How is this object different to similar objects you have at home?
Which part of the object do you notice most? Why that part?
What type of soup do you think should be put into this dish?Have you noticed...How old this plate is? When do you think this bowl was made? Click to reveal answer
This soup bowl was made in 1770 so it is nearly 250 years old.
Object name: Soup Dish
Catalogue number: C 1918.104.22.168
Material(s): Ceramic plate with a tin glaze
Size: 25cm diameter
On display in the Jewish Museum? Yes
- This object was made to be used by a Jewish family who kept the laws of Kashrut (Kosher).
- Look closely at the object to find the letters in the centre of the plate. This word is written in Hebrew so the letters are read right to left. The word written is basar which in English means flesh (of the body). This word tells us that this dish is to be used for meat.
Laws of Kashrut (Keeping Kosher)
The laws of Kashrut (Kosher) say that you must not cook or eat dairy and meat together. Jewish people who decide to keep Kosher will sometimes have different plates for meat meals and dairy meals. This soup dish was designed to only be used for meat soup with no dairy in it.
There are many rules in the laws of Kashrut, keeping milk and meat separate is just one of these rules. Other rules include only eating animals that chew the cud and have split hooves, which means cow and sheep are ok to eat but pigs are not.

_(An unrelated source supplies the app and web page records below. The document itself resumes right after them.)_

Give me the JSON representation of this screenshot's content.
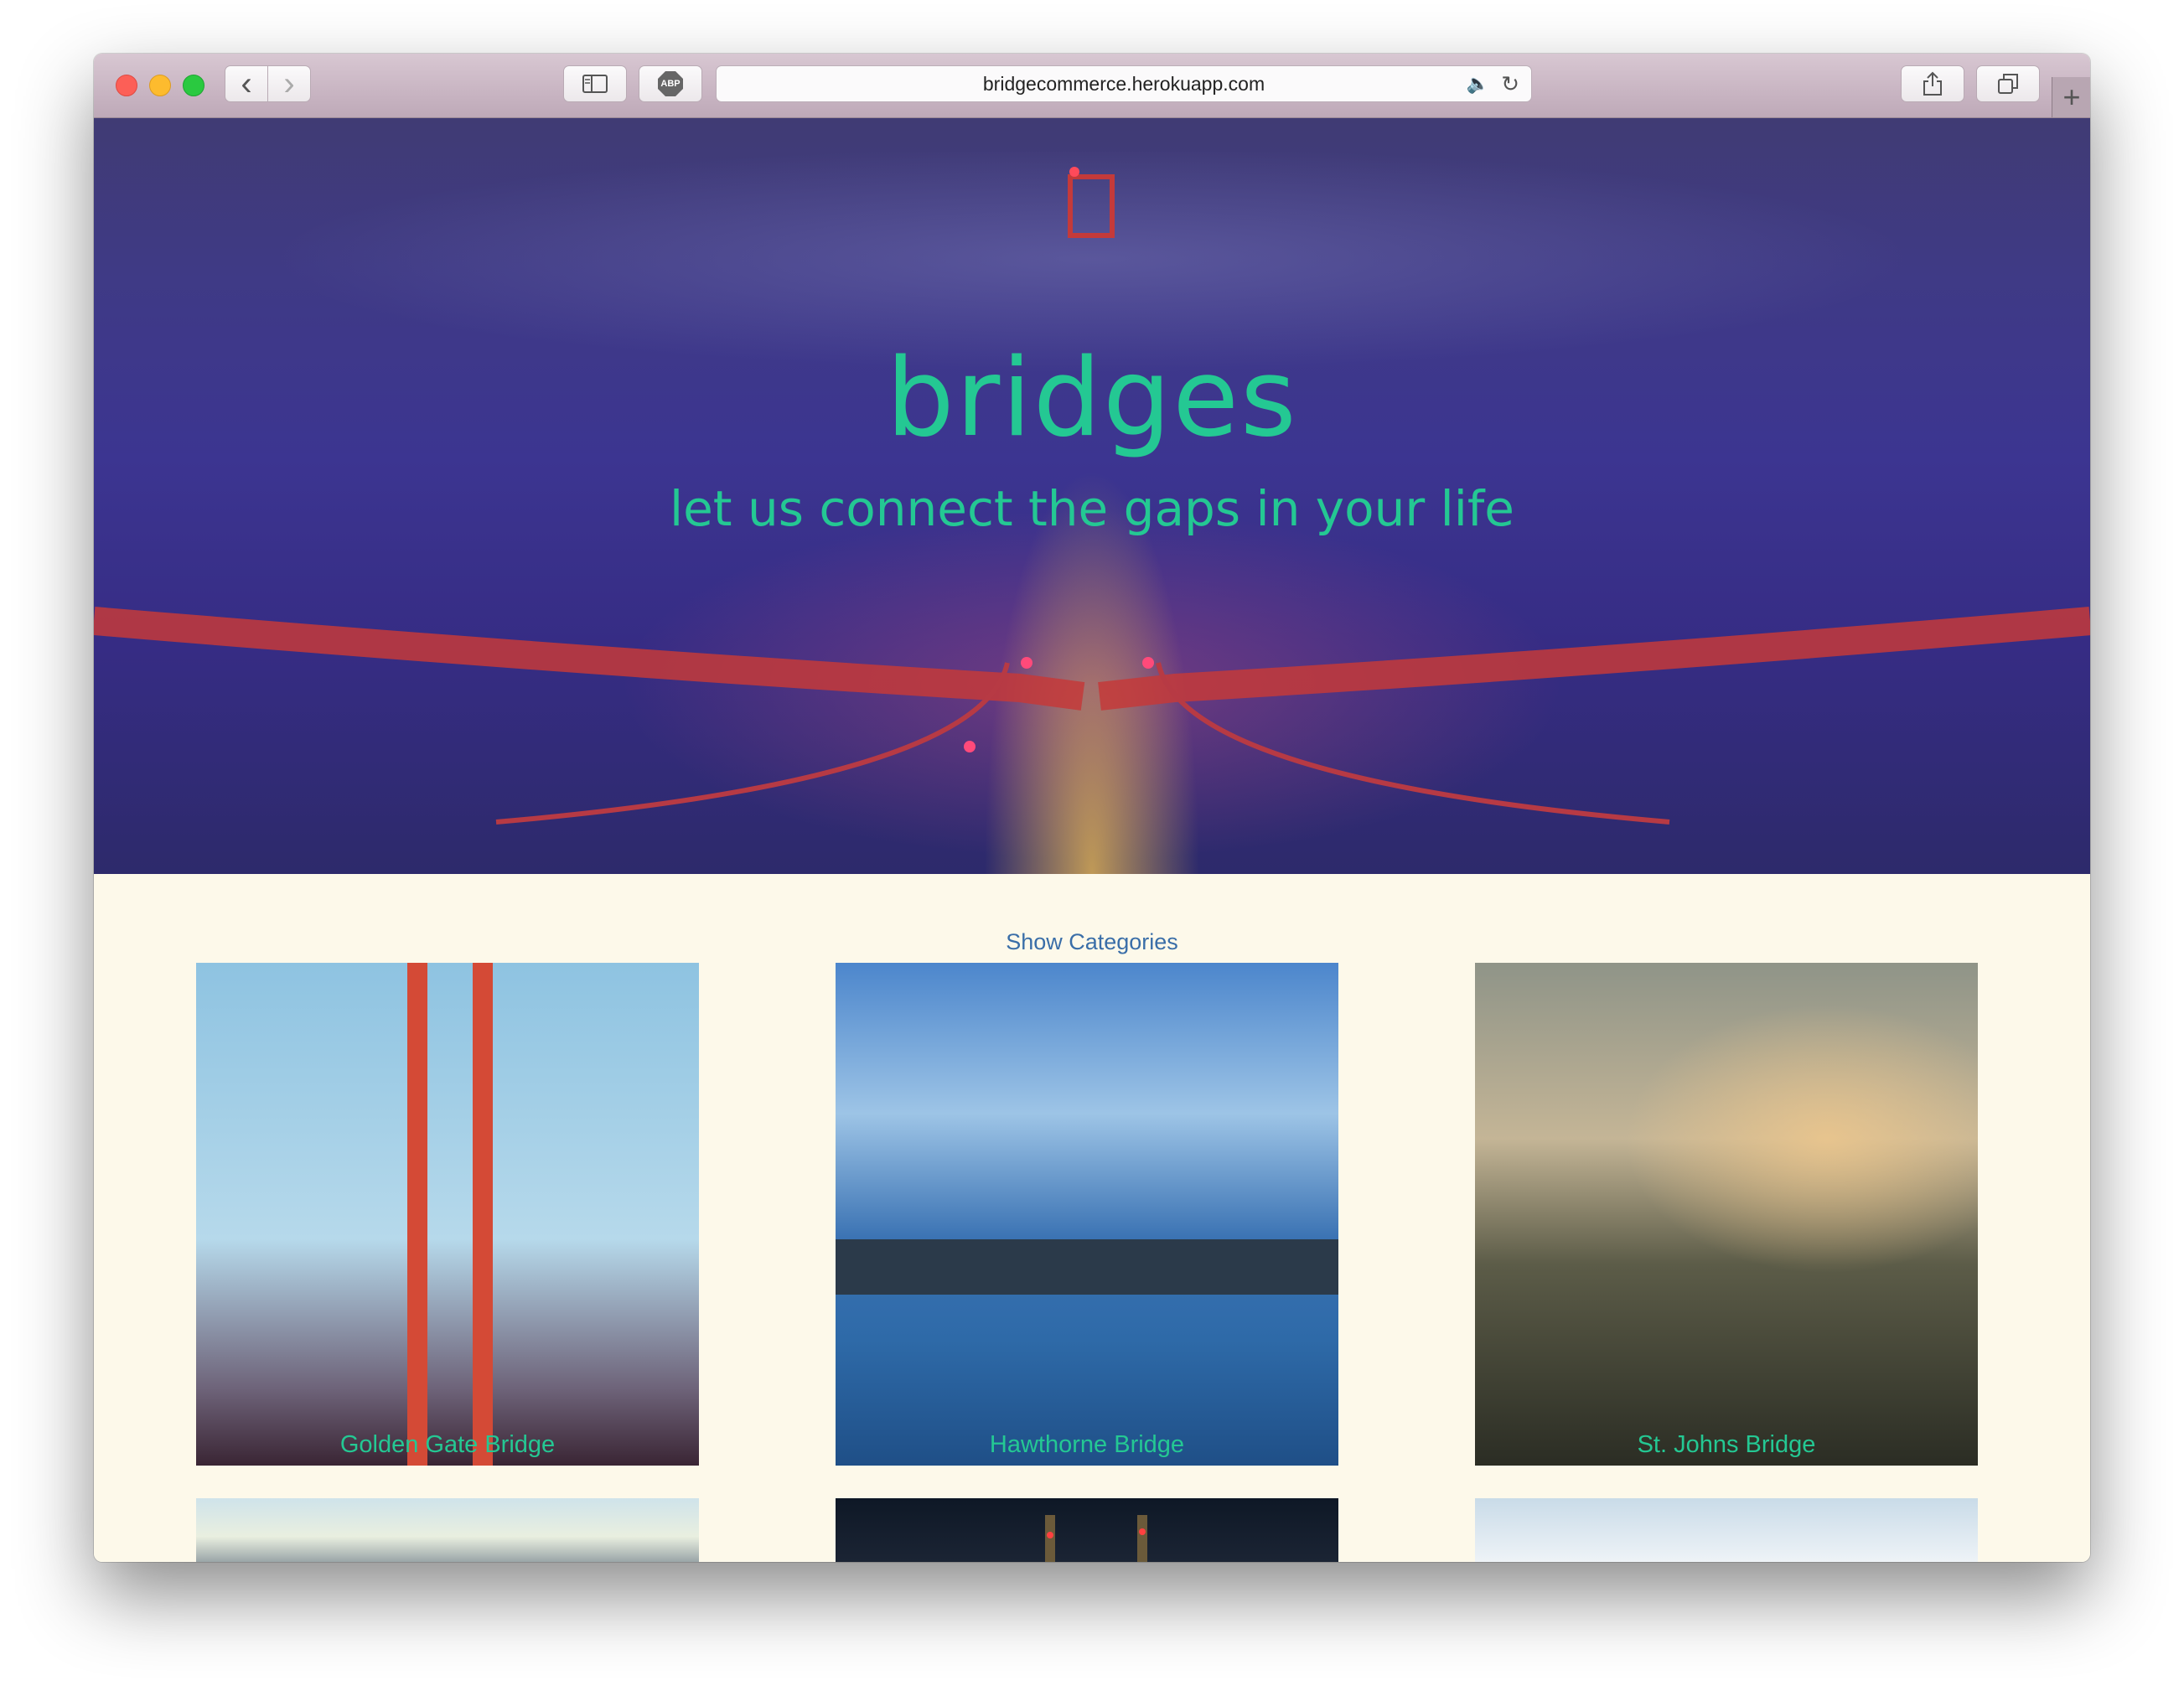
{
  "browser": {
    "url": "bridgecommerce.herokuapp.com",
    "buttons": {
      "back": "‹",
      "forward": "›",
      "abp": "ABP",
      "new_tab": "+"
    }
  },
  "hero": {
    "title": "bridges",
    "subtitle": "let us connect the gaps in your life"
  },
  "categories_toggle": "Show Categories",
  "products": [
    {
      "caption": "Golden Gate Bridge"
    },
    {
      "caption": "Hawthorne Bridge"
    },
    {
      "caption": "St. Johns Bridge"
    }
  ],
  "colors": {
    "accent": "#24c893",
    "link": "#3a6ea8",
    "page_background": "#fdf9ea"
  }
}
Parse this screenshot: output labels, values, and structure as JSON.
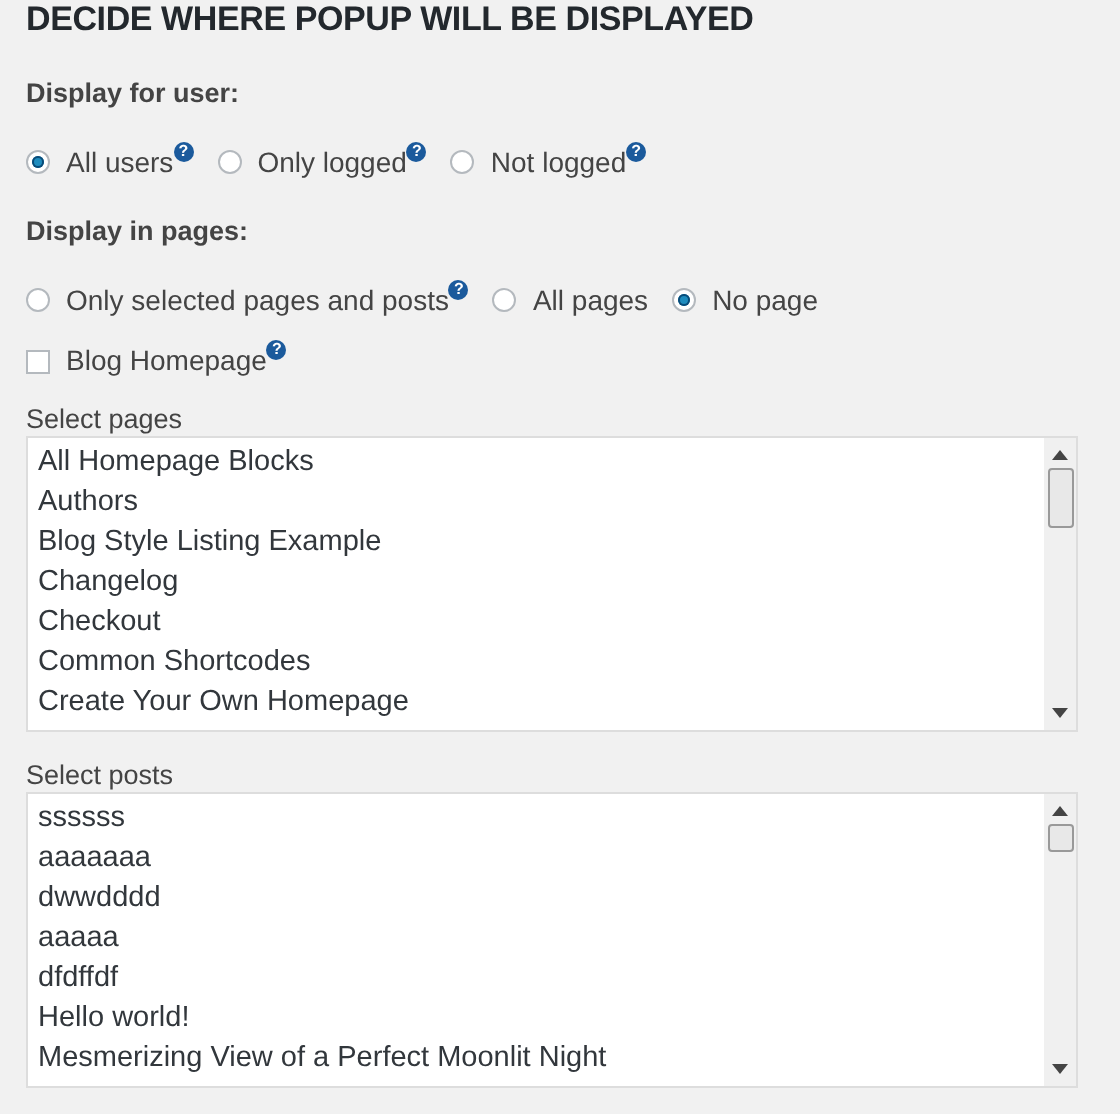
{
  "heading": "DECIDE WHERE POPUP WILL BE DISPLAYED",
  "help_glyph": "?",
  "user_group": {
    "label": "Display for user:",
    "options": [
      {
        "label": "All users",
        "selected": true,
        "help": true
      },
      {
        "label": "Only logged",
        "selected": false,
        "help": true
      },
      {
        "label": "Not logged",
        "selected": false,
        "help": true
      }
    ]
  },
  "pages_group": {
    "label": "Display in pages:",
    "options": [
      {
        "label": "Only selected pages and posts",
        "selected": false,
        "help": true
      },
      {
        "label": "All pages",
        "selected": false,
        "help": false
      },
      {
        "label": "No page",
        "selected": true,
        "help": false
      }
    ]
  },
  "blog_homepage": {
    "label": "Blog Homepage",
    "checked": false,
    "help": true
  },
  "lists": [
    {
      "label": "Select pages",
      "items": [
        "All Homepage Blocks",
        "Authors",
        "Blog Style Listing Example",
        "Changelog",
        "Checkout",
        "Common Shortcodes",
        "Create Your Own Homepage"
      ]
    },
    {
      "label": "Select posts",
      "items": [
        "ssssss",
        "aaaaaaa",
        "dwwdddd",
        "aaaaa",
        "dfdffdf",
        "Hello world!",
        "Mesmerizing View of a Perfect Moonlit Night"
      ]
    }
  ]
}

The laws of Kashrut are written in the Torah and there is no explanation for why Jewish people should keep the laws or why certain things are kosher and others are not. Many religious Jewish people do not need a reason, they only need to know that it was written in the Torah and therefore it is God’s word and should be done. Not all Jewish people keep Kosher and many people keep some of the rules but not all of them.
Download this PDF about how to cook Kosher